* [Task to complete] For the string "JSON", find every matching line in the records and copy it.

* [Information shown]
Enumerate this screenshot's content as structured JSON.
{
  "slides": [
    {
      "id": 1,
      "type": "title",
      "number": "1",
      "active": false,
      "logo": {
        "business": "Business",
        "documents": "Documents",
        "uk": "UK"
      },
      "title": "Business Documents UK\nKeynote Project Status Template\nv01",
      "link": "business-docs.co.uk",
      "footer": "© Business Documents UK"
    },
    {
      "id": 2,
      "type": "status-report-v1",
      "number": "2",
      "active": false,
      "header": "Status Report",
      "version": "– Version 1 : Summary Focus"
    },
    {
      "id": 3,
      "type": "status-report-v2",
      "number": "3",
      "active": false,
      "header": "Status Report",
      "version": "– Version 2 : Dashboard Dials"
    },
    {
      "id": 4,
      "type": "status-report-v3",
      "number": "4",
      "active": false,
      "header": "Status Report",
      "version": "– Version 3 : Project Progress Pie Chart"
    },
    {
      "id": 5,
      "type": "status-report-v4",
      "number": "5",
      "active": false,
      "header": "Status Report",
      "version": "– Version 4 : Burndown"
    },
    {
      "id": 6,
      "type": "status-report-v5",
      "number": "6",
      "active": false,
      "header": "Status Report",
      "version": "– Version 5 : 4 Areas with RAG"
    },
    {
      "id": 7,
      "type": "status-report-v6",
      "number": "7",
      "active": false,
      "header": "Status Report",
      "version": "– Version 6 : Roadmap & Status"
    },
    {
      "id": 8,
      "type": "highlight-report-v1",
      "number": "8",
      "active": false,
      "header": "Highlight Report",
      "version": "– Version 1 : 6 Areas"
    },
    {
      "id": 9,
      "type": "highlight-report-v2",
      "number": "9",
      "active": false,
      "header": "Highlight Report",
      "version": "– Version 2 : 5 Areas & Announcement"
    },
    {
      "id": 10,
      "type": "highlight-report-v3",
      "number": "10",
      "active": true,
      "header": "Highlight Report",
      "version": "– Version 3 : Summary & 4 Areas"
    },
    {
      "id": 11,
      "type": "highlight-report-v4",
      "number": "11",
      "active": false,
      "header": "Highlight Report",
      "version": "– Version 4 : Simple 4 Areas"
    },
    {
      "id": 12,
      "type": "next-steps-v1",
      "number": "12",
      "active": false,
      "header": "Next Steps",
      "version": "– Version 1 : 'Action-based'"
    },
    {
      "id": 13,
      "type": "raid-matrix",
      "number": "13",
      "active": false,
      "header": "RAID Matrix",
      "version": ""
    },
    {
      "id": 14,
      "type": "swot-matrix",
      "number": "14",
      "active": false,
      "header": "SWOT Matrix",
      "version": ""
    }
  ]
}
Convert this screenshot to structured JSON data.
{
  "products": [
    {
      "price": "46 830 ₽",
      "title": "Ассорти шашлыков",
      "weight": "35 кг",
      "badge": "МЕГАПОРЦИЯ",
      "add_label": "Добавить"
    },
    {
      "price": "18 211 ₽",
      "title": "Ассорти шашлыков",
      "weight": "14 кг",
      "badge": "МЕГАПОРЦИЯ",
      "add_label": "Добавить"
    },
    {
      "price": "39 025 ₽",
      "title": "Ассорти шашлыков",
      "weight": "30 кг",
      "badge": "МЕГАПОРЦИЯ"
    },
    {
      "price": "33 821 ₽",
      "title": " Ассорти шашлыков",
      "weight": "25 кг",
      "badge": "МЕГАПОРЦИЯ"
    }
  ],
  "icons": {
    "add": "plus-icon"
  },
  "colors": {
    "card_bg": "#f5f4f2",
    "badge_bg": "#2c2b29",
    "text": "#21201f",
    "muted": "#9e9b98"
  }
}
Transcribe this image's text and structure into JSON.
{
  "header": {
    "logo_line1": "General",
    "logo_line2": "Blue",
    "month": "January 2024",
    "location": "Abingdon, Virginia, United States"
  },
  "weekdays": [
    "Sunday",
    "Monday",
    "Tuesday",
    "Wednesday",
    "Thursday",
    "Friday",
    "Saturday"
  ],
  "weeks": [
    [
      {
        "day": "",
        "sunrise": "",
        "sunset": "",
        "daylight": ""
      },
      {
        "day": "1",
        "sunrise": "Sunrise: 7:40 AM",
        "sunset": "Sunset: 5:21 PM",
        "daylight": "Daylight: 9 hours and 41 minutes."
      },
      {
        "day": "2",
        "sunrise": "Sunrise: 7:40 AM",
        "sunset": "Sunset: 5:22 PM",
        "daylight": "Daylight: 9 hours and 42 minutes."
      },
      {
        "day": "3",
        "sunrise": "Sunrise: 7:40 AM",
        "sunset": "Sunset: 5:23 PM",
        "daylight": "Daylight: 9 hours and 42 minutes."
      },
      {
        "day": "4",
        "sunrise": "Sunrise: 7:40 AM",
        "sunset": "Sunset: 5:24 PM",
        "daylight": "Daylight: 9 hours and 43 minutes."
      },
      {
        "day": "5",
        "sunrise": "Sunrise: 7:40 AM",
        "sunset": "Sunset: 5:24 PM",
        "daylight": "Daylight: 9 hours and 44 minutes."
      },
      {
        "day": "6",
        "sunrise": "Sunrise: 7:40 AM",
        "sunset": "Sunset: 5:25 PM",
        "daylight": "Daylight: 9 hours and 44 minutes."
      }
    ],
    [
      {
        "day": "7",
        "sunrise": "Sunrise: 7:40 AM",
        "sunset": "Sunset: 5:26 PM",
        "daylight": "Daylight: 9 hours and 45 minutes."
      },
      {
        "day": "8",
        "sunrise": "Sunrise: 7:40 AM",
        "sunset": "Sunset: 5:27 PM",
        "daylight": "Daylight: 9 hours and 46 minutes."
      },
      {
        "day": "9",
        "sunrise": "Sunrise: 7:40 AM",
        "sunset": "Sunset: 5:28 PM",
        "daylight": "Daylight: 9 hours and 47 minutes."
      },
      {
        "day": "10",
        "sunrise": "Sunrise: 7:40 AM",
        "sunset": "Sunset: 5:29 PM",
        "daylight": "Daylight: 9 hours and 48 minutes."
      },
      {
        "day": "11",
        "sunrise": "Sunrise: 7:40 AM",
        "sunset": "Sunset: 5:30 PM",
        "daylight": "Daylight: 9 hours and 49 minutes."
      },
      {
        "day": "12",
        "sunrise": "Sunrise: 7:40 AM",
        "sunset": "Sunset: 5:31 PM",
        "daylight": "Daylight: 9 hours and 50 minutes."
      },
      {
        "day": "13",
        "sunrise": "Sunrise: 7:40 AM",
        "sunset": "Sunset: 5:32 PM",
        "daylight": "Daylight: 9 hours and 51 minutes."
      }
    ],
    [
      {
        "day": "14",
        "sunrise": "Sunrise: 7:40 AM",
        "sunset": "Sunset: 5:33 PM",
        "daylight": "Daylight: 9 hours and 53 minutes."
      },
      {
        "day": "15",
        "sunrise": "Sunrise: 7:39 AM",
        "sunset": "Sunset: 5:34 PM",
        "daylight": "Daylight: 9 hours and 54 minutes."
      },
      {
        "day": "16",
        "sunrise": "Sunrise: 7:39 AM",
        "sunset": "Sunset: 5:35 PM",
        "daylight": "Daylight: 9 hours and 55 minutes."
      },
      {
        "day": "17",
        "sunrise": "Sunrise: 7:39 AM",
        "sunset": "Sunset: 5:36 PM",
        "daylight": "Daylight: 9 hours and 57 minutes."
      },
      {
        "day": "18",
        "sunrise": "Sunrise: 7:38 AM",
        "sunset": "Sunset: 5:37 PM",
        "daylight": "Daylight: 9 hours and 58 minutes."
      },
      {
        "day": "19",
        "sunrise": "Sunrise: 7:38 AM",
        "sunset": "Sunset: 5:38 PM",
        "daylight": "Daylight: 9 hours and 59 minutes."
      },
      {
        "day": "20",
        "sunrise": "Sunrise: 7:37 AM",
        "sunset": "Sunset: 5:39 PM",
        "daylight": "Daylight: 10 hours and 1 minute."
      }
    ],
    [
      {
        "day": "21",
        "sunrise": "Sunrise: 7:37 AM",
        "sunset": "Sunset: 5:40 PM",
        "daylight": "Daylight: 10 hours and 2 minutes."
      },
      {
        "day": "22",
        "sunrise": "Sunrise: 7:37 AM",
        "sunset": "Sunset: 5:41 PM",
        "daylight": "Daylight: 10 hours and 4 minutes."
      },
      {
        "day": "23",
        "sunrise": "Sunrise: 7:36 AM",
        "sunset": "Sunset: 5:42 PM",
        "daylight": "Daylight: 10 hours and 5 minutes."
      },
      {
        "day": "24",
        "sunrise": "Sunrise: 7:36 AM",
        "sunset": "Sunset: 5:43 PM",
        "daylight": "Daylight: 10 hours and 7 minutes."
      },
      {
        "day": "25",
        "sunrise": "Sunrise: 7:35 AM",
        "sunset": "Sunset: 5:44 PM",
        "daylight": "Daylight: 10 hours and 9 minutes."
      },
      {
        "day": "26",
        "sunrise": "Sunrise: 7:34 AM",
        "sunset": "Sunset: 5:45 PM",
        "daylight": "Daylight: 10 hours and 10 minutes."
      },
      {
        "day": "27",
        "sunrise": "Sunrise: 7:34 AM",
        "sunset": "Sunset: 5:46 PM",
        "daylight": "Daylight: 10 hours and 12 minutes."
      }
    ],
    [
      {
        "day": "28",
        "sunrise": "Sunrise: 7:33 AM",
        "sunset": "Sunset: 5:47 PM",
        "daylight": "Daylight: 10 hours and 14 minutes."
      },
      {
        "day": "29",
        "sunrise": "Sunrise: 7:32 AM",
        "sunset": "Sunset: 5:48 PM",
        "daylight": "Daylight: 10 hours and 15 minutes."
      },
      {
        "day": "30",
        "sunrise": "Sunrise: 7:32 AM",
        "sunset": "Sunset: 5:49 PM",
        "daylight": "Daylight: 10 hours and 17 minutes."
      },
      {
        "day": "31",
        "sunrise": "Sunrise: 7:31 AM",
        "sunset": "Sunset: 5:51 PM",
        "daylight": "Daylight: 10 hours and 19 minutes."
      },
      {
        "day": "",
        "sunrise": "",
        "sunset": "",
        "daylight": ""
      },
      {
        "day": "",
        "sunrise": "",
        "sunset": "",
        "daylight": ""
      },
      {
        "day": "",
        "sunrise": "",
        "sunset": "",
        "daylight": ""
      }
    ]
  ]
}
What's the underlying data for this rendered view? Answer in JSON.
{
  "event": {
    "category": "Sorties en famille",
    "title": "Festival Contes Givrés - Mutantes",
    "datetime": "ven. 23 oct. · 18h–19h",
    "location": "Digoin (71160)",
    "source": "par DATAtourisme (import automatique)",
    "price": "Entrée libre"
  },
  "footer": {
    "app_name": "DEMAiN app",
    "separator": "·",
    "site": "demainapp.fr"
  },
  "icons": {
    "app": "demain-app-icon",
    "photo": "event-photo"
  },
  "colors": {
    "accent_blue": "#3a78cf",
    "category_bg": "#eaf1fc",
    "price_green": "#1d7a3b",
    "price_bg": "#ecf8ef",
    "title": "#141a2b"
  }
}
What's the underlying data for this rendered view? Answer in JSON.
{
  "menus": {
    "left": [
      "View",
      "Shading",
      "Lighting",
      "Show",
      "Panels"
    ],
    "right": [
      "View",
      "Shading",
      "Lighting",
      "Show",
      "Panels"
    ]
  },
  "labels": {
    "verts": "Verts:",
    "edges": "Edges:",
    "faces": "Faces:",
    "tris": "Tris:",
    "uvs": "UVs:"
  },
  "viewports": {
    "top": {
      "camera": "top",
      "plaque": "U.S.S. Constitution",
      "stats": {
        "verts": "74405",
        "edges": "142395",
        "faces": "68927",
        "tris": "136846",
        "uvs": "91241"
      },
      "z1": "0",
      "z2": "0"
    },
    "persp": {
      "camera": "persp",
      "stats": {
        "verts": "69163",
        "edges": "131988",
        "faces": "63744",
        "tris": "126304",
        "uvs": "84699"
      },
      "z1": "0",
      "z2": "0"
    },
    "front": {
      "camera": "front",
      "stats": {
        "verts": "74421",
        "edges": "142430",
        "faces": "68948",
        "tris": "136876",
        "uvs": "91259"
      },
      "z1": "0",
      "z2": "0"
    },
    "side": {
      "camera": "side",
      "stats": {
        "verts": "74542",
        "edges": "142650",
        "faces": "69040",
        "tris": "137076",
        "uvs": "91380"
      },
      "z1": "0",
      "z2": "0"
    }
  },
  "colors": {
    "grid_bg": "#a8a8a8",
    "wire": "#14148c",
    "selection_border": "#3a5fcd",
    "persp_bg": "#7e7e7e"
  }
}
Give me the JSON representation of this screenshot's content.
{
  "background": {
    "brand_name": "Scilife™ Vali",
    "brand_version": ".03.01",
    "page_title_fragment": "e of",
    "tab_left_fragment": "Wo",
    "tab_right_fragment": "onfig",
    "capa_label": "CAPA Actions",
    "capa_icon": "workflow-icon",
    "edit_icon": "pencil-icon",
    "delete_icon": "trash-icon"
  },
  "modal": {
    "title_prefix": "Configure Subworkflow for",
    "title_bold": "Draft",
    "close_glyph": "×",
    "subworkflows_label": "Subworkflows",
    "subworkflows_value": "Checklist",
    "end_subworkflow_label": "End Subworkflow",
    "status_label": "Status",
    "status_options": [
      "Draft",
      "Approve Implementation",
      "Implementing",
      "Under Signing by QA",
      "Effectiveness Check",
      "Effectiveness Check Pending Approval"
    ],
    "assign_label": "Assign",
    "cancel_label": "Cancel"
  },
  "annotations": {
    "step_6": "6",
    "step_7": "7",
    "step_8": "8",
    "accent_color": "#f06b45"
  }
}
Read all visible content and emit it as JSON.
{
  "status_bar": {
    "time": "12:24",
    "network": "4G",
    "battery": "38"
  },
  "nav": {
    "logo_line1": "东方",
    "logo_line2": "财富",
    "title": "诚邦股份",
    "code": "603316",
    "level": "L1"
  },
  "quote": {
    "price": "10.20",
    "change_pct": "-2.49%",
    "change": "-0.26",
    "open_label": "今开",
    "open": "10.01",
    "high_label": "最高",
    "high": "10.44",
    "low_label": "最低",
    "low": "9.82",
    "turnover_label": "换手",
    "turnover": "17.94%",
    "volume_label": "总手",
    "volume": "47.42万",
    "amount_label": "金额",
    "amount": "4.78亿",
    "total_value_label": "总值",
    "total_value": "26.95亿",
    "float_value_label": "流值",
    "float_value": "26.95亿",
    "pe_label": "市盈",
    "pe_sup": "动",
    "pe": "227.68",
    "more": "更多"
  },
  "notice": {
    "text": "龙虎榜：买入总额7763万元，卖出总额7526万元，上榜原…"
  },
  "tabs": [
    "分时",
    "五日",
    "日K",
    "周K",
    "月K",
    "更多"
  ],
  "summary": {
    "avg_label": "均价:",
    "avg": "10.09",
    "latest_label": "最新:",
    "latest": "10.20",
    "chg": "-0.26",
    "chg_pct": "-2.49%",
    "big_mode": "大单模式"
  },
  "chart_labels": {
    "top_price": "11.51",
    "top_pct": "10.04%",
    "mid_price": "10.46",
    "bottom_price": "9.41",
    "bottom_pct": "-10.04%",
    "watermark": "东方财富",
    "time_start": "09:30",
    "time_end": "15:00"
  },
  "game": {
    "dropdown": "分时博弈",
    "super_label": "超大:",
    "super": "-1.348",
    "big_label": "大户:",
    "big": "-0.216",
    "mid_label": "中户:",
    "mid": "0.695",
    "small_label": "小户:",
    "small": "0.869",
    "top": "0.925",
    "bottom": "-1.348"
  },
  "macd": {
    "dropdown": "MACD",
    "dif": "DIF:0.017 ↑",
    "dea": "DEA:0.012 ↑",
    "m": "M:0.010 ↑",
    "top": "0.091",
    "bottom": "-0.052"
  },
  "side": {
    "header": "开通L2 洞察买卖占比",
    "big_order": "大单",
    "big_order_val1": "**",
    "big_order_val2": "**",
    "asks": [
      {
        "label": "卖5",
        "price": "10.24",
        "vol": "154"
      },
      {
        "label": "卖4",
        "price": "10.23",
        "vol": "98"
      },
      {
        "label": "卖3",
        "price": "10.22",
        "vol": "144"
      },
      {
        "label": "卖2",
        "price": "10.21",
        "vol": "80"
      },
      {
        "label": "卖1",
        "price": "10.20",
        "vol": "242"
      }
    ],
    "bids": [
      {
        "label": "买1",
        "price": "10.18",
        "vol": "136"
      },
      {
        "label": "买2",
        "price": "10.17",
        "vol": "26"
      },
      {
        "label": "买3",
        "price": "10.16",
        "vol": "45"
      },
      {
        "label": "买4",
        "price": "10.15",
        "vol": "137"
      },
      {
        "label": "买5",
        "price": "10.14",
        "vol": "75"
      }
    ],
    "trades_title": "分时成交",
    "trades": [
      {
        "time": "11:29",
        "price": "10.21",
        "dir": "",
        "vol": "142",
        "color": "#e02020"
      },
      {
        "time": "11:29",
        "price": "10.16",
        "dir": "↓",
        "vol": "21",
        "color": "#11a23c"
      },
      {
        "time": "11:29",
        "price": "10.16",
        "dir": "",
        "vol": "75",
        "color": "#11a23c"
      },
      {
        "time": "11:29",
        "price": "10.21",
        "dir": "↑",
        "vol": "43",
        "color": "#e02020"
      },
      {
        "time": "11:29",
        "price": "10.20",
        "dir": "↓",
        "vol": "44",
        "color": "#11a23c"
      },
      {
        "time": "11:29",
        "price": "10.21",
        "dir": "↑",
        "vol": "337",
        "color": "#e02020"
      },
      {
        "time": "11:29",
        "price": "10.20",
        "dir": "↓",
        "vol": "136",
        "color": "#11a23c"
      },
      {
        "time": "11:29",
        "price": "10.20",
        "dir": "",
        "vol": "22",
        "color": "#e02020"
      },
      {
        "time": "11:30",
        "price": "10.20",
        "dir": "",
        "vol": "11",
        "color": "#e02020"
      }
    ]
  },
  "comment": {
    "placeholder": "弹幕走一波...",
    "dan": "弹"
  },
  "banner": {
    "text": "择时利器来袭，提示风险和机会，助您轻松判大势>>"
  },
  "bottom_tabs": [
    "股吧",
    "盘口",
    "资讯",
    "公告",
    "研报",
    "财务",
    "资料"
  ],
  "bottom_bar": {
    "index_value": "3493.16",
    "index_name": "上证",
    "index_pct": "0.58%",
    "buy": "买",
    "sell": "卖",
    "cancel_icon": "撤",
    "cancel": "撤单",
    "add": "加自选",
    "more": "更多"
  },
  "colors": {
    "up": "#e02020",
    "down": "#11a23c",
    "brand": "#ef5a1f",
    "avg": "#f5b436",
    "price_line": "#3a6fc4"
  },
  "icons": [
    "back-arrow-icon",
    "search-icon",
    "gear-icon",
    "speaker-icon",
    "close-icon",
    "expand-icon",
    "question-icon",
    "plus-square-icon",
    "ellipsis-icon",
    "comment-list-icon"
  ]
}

* [Written solution]
Enumerate this screenshot's content as structured JSON.
Convert this screenshot to structured JSON data.
Transcribe this image's text and structure into JSON.
What's the underlying data for this rendered view? Answer in JSON.
What's the underlying data for this rendered view? Answer in JSON.
Give me the JSON representation of this screenshot's content.
Read all visible content and emit it as JSON.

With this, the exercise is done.